• Exercise prompt:
Which lines of the entries contain the string "Revenue"? Copy each of them.

<<<<

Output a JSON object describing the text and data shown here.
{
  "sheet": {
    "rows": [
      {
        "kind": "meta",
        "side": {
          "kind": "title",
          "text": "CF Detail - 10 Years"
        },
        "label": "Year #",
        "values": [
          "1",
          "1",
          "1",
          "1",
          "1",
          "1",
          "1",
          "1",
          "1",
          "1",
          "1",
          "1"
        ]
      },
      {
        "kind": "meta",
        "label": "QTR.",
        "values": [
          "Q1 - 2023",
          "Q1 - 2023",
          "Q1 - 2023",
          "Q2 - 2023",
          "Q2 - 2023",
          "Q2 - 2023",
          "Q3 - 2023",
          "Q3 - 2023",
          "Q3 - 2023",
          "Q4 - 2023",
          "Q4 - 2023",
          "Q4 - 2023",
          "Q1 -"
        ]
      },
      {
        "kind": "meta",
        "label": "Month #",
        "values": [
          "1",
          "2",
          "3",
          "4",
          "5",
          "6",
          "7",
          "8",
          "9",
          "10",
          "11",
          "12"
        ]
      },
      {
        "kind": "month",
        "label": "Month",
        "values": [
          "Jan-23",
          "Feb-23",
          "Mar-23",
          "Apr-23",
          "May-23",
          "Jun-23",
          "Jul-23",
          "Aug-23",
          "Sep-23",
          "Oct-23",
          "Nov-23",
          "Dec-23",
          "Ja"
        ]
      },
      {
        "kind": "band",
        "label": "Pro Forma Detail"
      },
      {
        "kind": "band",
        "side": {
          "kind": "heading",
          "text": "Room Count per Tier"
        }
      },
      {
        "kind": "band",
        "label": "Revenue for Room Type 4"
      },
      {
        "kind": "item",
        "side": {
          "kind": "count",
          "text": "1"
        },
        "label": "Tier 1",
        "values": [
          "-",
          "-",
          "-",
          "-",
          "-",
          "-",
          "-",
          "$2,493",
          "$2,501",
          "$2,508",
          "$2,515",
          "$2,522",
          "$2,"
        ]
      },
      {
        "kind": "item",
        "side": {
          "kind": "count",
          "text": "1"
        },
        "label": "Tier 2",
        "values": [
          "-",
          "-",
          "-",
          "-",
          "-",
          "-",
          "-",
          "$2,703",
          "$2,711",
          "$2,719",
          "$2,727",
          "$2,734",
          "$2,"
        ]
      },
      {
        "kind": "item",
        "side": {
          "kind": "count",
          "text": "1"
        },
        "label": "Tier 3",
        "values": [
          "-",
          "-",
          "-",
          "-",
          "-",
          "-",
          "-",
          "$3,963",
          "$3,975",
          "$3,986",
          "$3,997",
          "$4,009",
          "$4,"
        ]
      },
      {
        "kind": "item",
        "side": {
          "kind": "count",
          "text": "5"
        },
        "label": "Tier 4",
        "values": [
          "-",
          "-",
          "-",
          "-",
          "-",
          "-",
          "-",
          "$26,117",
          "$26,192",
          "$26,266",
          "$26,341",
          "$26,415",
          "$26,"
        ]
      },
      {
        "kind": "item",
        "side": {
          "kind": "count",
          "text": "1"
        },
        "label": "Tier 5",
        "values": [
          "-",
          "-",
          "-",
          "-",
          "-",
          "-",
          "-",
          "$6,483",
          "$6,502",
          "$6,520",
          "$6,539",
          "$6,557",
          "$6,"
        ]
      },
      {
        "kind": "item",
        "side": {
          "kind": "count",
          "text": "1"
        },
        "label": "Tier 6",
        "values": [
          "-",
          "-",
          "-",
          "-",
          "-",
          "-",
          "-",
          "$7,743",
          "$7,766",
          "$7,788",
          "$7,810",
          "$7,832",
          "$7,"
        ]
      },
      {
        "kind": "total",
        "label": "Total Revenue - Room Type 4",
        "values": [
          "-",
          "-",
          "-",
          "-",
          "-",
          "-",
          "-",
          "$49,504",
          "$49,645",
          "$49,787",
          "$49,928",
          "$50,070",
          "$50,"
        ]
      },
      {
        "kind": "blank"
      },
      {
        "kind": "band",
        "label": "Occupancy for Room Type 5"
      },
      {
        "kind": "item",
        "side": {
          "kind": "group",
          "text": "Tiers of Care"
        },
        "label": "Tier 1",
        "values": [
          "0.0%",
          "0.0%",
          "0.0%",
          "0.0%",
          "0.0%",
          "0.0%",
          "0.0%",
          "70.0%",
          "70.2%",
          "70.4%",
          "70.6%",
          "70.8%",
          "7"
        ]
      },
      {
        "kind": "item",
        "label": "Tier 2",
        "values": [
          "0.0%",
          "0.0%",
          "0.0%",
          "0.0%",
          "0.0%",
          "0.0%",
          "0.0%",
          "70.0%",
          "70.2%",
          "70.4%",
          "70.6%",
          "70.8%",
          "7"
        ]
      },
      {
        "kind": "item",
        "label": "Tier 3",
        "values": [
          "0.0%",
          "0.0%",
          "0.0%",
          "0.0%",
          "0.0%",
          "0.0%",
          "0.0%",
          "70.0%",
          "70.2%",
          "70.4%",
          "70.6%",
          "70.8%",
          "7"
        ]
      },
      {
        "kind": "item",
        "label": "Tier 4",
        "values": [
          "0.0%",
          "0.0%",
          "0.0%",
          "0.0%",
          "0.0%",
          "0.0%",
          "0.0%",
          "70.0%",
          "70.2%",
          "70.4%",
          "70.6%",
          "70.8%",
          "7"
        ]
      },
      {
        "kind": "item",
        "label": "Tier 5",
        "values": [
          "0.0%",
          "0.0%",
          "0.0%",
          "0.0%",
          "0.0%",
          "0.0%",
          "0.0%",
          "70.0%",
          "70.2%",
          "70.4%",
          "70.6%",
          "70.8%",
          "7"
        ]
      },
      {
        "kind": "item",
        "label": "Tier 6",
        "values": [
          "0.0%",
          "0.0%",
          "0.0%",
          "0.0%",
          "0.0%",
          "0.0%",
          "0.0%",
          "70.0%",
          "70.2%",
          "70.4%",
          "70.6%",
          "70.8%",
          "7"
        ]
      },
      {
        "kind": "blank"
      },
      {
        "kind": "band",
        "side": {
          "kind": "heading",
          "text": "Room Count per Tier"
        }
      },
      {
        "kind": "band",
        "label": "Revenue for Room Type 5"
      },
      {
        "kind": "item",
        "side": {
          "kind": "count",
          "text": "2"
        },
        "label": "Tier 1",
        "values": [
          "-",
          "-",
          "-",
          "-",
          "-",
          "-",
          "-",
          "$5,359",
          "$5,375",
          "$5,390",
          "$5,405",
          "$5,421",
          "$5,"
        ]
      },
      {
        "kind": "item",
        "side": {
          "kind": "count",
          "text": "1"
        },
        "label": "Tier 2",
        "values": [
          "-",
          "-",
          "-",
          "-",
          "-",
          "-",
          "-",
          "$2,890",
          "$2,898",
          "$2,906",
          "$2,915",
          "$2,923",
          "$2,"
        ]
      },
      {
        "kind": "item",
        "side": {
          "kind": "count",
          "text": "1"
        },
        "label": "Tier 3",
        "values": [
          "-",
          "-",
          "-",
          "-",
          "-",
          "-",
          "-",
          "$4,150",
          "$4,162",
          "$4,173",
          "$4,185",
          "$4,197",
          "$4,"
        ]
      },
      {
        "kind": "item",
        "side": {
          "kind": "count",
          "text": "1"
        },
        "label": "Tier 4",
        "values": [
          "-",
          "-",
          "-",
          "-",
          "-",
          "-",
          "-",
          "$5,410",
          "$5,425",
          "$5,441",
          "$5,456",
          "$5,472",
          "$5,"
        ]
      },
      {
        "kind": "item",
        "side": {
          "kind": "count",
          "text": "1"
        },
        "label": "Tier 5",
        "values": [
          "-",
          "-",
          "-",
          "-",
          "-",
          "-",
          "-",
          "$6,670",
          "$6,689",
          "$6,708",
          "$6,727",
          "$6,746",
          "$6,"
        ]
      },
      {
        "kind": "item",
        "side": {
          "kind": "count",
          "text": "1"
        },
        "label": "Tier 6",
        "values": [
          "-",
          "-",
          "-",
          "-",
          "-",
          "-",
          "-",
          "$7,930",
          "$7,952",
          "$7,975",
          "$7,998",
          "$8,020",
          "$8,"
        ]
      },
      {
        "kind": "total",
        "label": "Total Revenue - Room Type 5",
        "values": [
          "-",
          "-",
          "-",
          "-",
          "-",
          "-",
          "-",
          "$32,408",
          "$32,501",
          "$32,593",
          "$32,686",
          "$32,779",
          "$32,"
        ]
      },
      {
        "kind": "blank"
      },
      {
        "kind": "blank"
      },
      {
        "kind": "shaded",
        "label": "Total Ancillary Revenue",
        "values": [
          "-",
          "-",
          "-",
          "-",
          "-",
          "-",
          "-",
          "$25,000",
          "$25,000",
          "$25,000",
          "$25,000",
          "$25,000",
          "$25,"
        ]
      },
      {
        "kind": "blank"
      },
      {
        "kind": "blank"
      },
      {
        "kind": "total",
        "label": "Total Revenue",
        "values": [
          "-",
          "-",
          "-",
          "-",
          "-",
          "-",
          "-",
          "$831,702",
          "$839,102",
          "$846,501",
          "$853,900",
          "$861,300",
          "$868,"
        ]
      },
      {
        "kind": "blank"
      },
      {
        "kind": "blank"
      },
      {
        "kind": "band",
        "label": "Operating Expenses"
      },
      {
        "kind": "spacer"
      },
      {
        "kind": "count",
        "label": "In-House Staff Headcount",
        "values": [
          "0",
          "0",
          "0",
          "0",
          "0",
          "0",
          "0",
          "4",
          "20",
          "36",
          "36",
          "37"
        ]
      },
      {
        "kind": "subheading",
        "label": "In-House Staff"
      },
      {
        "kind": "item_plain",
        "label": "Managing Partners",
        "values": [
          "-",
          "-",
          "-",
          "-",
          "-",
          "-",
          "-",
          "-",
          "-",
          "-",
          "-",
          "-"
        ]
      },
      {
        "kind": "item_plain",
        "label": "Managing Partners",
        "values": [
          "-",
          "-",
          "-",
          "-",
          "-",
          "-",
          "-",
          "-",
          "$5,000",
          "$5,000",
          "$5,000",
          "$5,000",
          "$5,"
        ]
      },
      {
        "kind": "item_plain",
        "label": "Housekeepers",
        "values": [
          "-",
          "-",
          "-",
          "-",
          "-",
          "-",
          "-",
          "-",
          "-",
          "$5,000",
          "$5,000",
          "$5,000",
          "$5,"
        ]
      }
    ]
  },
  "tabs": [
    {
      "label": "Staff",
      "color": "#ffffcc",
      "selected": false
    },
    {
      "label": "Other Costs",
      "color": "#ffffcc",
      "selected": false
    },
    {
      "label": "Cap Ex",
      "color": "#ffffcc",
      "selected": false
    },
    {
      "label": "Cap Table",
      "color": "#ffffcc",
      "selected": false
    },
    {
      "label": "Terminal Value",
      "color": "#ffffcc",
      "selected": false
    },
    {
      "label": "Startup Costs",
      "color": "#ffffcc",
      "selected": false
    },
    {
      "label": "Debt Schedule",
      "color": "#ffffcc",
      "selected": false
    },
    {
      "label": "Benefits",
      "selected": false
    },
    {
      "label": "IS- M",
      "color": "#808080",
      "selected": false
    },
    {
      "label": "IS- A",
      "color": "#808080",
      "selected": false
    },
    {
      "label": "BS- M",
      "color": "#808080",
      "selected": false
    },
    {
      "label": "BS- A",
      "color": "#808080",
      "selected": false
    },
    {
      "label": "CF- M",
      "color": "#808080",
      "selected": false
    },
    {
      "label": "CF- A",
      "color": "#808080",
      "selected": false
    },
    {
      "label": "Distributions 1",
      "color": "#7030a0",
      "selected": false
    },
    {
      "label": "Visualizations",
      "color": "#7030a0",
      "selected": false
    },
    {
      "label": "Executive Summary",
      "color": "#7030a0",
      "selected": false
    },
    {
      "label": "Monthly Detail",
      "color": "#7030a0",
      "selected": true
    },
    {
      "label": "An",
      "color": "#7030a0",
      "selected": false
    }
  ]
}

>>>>

• Result of this task:
        "label": "Revenue for Room Type 4"
        "label": "Total Revenue - Room Type 4",
        "label": "Revenue for Room Type 5"
        "label": "Total Revenue - Room Type 5",
        "label": "Total Ancillary Revenue",
        "label": "Total Revenue",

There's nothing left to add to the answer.